Mr. Bao believes this combination of "political pressure and the practice of large-scale 'buy outs'" will maintain stability in the current economic environment. "China can survive. But China will not be able to resolve the fundamental conflict between the government and the people. . . . In the long-term view, it's a big problem." The solution to this problem is full parliamentary democracy, he says. "Some people say China has its own unique characteristics and should follow its own path. I don't believe that. As I see it, China uses the same light bulbs as the rest of the world. They aren't light bulbs with Chinese characteristics."And read it from the viewpoint of General Secretary Zhao who strongly opposed the crack down. The Insider Who Tried to Stop Tiananmen - WSJ.com:

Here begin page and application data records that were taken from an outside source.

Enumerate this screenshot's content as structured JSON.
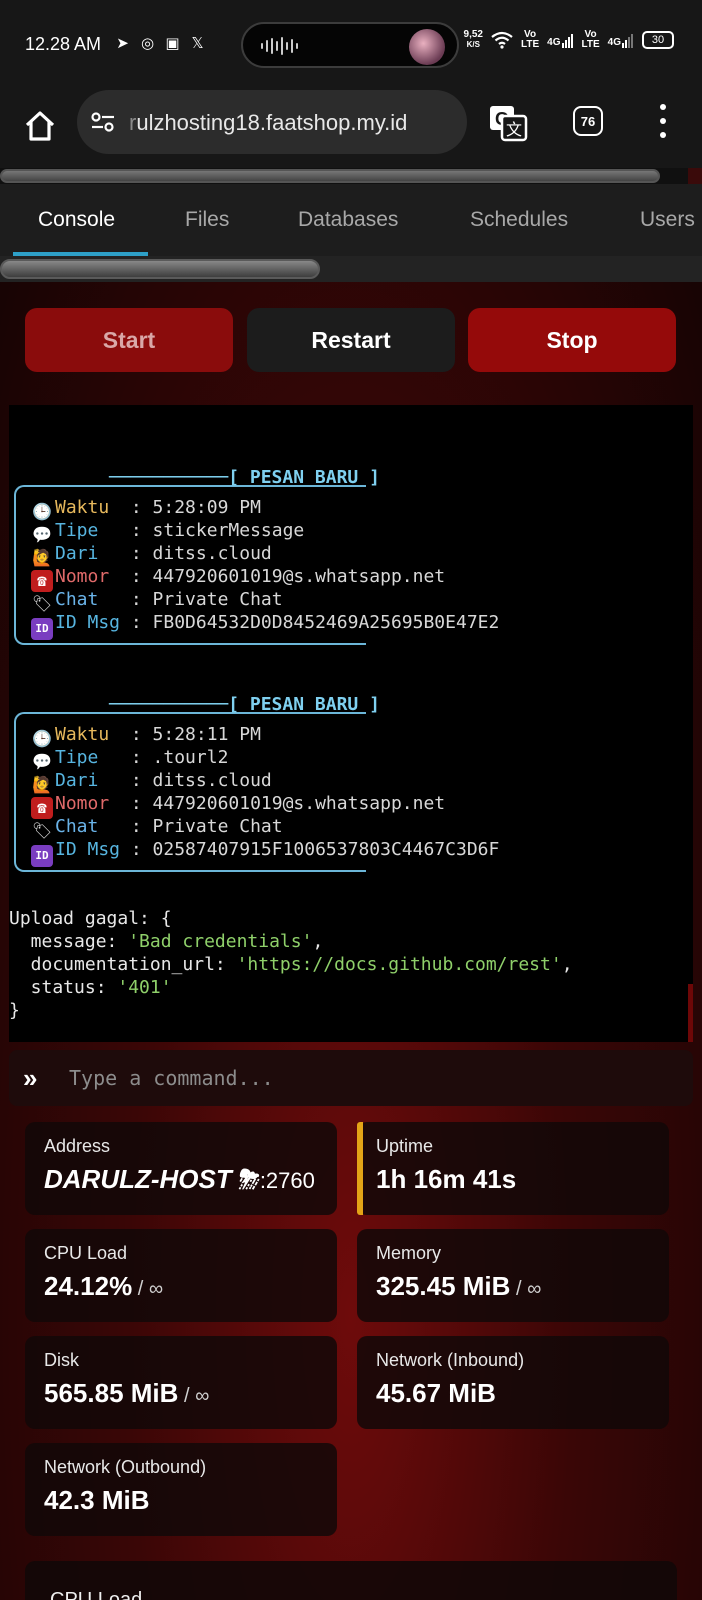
{
  "status_bar": {
    "time": "12.28 AM",
    "net_speed_value": "9,52",
    "net_speed_unit": "K/S",
    "carrier1_top": "Vo",
    "carrier1_bottom": "LTE",
    "carrier2_top": "Vo",
    "carrier2_bottom": "LTE",
    "network_type": "4G",
    "battery": "30"
  },
  "browser": {
    "url_prefix": "r",
    "url": "ulzhosting18.faatshop.my.id",
    "tab_count": "76"
  },
  "nav": {
    "tabs": [
      {
        "label": "Console"
      },
      {
        "label": "Files"
      },
      {
        "label": "Databases"
      },
      {
        "label": "Schedules"
      },
      {
        "label": "Users"
      }
    ]
  },
  "actions": {
    "start": "Start",
    "restart": "Restart",
    "stop": "Stop"
  },
  "console": {
    "messages": [
      {
        "header": "───────────[ PESAN BARU ]",
        "lines": [
          {
            "icon": "🕒",
            "label": "Waktu ",
            "value": " : 5:28:09 PM"
          },
          {
            "icon": "💬",
            "label": "Tipe  ",
            "value": " : stickerMessage"
          },
          {
            "icon": "🙋",
            "label": "Dari  ",
            "value": " : ditss.cloud"
          },
          {
            "icon": "☎",
            "label": "Nomor ",
            "value": " : 447920601019@s.whatsapp.net"
          },
          {
            "icon": "🏷",
            "label": "Chat  ",
            "value": " : Private Chat"
          },
          {
            "icon": "ID",
            "label": "ID Msg",
            "value": " : FB0D64532D0D8452469A25695B0E47E2"
          }
        ]
      },
      {
        "header": "───────────[ PESAN BARU ]",
        "lines": [
          {
            "icon": "🕒",
            "label": "Waktu ",
            "value": " : 5:28:11 PM"
          },
          {
            "icon": "💬",
            "label": "Tipe  ",
            "value": " : .tourl2"
          },
          {
            "icon": "🙋",
            "label": "Dari  ",
            "value": " : ditss.cloud"
          },
          {
            "icon": "☎",
            "label": "Nomor ",
            "value": " : 447920601019@s.whatsapp.net"
          },
          {
            "icon": "🏷",
            "label": "Chat  ",
            "value": " : Private Chat"
          },
          {
            "icon": "ID",
            "label": "ID Msg",
            "value": " : 02587407915F1006537803C4467C3D6F"
          }
        ]
      }
    ],
    "error": {
      "line1": "Upload gagal: {",
      "message_key": "  message: ",
      "message_val": "'Bad credentials'",
      "doc_key": "  documentation_url: ",
      "doc_val": "'https://docs.github.com/rest'",
      "status_key": "  status: ",
      "status_val": "'401'",
      "close": "}"
    }
  },
  "command": {
    "prompt": "»",
    "placeholder": "Type a command..."
  },
  "stats": {
    "address_label": "Address",
    "address_host": "DARULZ-HOST",
    "address_emoji": "⛈",
    "address_port": ":2760",
    "uptime_label": "Uptime",
    "uptime_value": "1h 16m 41s",
    "cpu_label": "CPU Load",
    "cpu_value": "24.12%",
    "cpu_limit": " / ∞",
    "memory_label": "Memory",
    "memory_value": "325.45 MiB",
    "memory_limit": " / ∞",
    "disk_label": "Disk",
    "disk_value": "565.85 MiB",
    "disk_limit": " / ∞",
    "net_in_label": "Network (Inbound)",
    "net_in_value": "45.67 MiB",
    "net_out_label": "Network (Outbound)",
    "net_out_value": "42.3 MiB",
    "next_card_label": "CPU Load"
  },
  "colors": {
    "accent_blue": "#2ea0c8",
    "stop_red": "#950a0a",
    "uptime_accent": "#e4a417"
  }
}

Mr. Zhao was general secretary of the Communist Party when students and others held protests in April and May 1989 centered in Beijing's massive Tiananmen Square. In the book, Mr. Zhao discusses how he opposed the imposition of martial law, as well as the ultimate use of armed force to quell the largely nonviolent demonstrations on the night of June 3 and the morning of June 4, 1989. "I told myself that no matter what, I refused to become the general secretary who mobilized the military to crack down on students," Mr. Zhao says in the book. He said the decision to declare martial law was made at a small meeting on May 17 at the home of Deng Xiaoping, then China's paramount leader and chairman of the powerful Central Military Commission, and that Mr. Deng demanded no one know of the meeting. Mr. Zhao asserts there was no legitimate vote of the standing committee of the Politburo authorizing the use of military force....Personal side note. On June 4, 1989 my in-laws were traveling in China. My brother-in-law left a message on our answering machine "Mom and Dad are traveling to Beijing today." Needless to say, they didn't get there! They saw more of southern China instead.